New Analysis Finds Airport Scanner Risk Extremely Low

March 29, 2011

Are airport scanners safe? In another recent analysis on the topic, researchers at the University of California have estimated the cancer risk from one kind of scanners is extremely low.

Are airport scanners safe? In another recent analysis on the topic, researchers at the University of California have estimated the cancer risk from one kind of scanners is extremely low.

“The amount of radiation in these scans is so low that you don’t have to be concerned about it,” Rebecca Smith-Bindman, MD, a professor of radiology at the University of California, San Francisco, said in a statement. She and Pratik Mehta, an undergraduate at University of California, Berkeley, made the calculations, and the analysis appeared online yesterday in the journal Archives of Internal Medicine.

Their analysis comes on the heels of a pair of articles published in April’s print issue of Radiology. In one such article, David Brenner, PhD, DSc, director of the Center for Radiological Research at Columbia University Medical Center in New York, found that the individual risks from backscatter scanners are sufficiently low, and they are safe for most who fly only a few times a year. (Risk is higher for frequent flyers, and Brenner did caution that long-term consequences in unknown.) In the second analysis, David A. Schauer, ScD, CHP, executive director of the National Council on Radiation Protection and Measurements, estimated someone could go through the scanner 2,500 times a year without exceeding recommended exposure.

In this most recent analysis, Smith-Bindman and Mehta said the amount of radiation absorbed in a single scan is about the same as what the average person absorbs every three to nine minutes on the ground under normal circumstances. Further, a person would absorb 100 times more radiation flying on an airplane than standing in a scanner, they said.

There’s one major caveat though.
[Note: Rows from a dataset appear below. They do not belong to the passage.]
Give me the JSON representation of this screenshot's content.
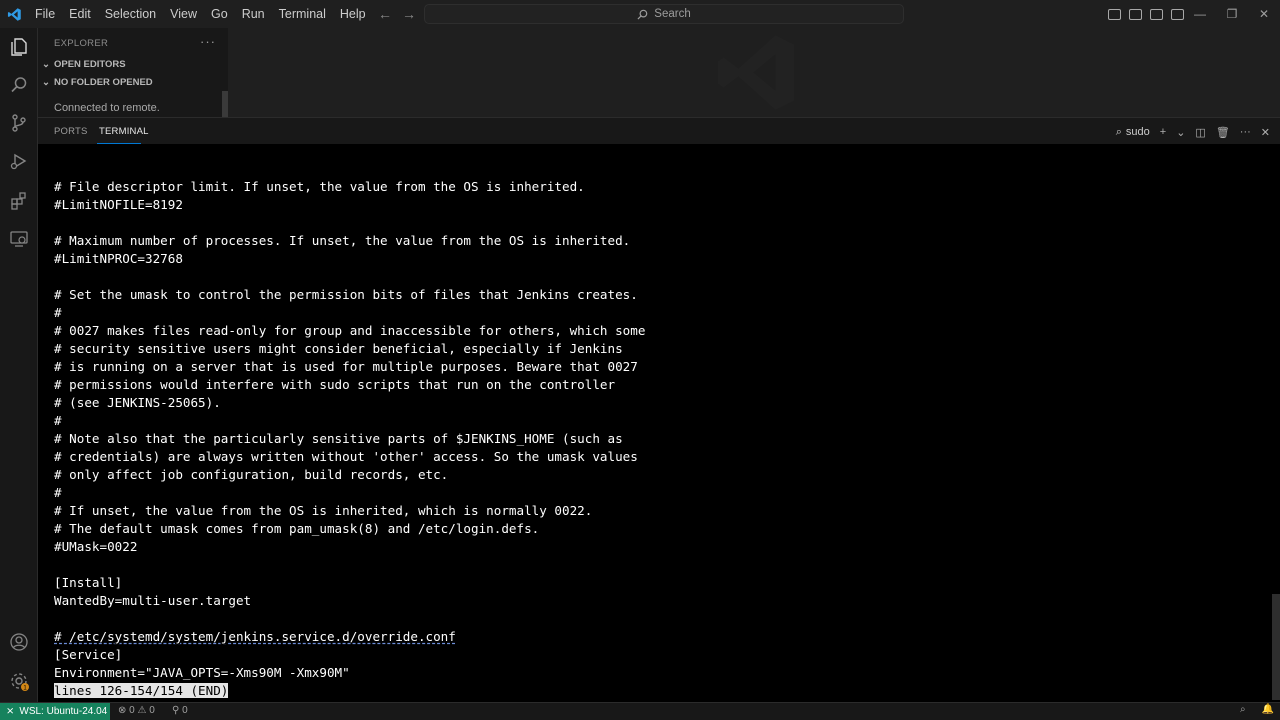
{
  "titlebar": {
    "menu": [
      "File",
      "Edit",
      "Selection",
      "View",
      "Go",
      "Run",
      "Terminal",
      "Help"
    ],
    "search_placeholder": "Search"
  },
  "sidebar": {
    "title": "EXPLORER",
    "sections": [
      "OPEN EDITORS",
      "NO FOLDER OPENED"
    ],
    "remote_status": "Connected to remote."
  },
  "panel": {
    "tabs": [
      "PORTS",
      "TERMINAL"
    ],
    "active_tab": "TERMINAL",
    "terminal_name": "sudo"
  },
  "terminal": {
    "lines": [
      "# File descriptor limit. If unset, the value from the OS is inherited.",
      "#LimitNOFILE=8192",
      "",
      "# Maximum number of processes. If unset, the value from the OS is inherited.",
      "#LimitNPROC=32768",
      "",
      "# Set the umask to control the permission bits of files that Jenkins creates.",
      "#",
      "# 0027 makes files read-only for group and inaccessible for others, which some",
      "# security sensitive users might consider beneficial, especially if Jenkins",
      "# is running on a server that is used for multiple purposes. Beware that 0027",
      "# permissions would interfere with sudo scripts that run on the controller",
      "# (see JENKINS-25065).",
      "#",
      "# Note also that the particularly sensitive parts of $JENKINS_HOME (such as",
      "# credentials) are always written without 'other' access. So the umask values",
      "# only affect job configuration, build records, etc.",
      "#",
      "# If unset, the value from the OS is inherited, which is normally 0022.",
      "# The default umask comes from pam_umask(8) and /etc/login.defs.",
      "#UMask=0022",
      "",
      "[Install]",
      "WantedBy=multi-user.target",
      "",
      "# /etc/systemd/system/jenkins.service.d/override.conf",
      "[Service]",
      "Environment=\"JAVA_OPTS=-Xms90M -Xmx90M\""
    ],
    "pager_status": "lines 126-154/154 (END)"
  },
  "statusbar": {
    "remote": "WSL: Ubuntu-24.04",
    "errors": "0",
    "warnings": "0",
    "ports": "0"
  },
  "colors": {
    "accent": "#0078d4",
    "remote_bg": "#16825d",
    "terminal_bg": "#000000"
  }
}
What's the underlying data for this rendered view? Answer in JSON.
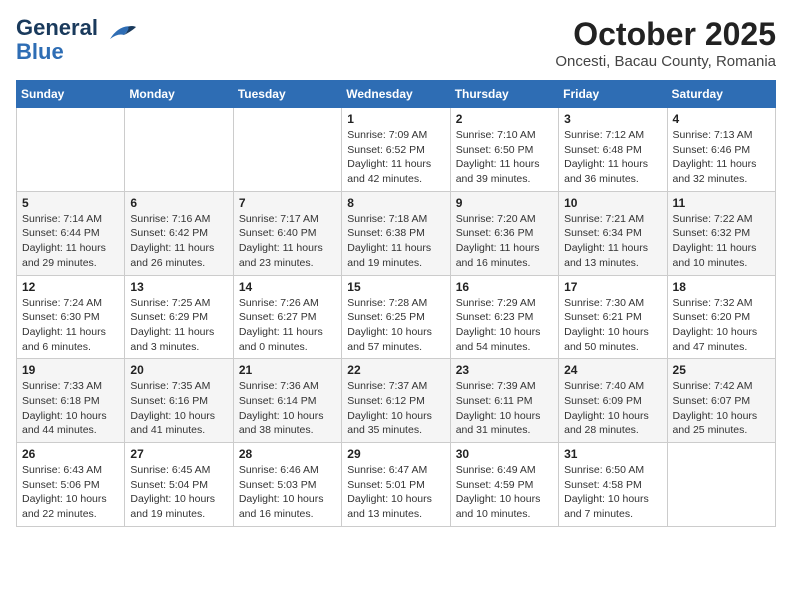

All this assumes the scanners are being used properly, Smith-Bindman said. There is potential for software and human error, and Smith-Bindman said the TSA should allow for further testing and monitoring of the devices in the field.

There are about 500 of these backscatter scanners, which use low energy X-rays, in 78 U.S. airports.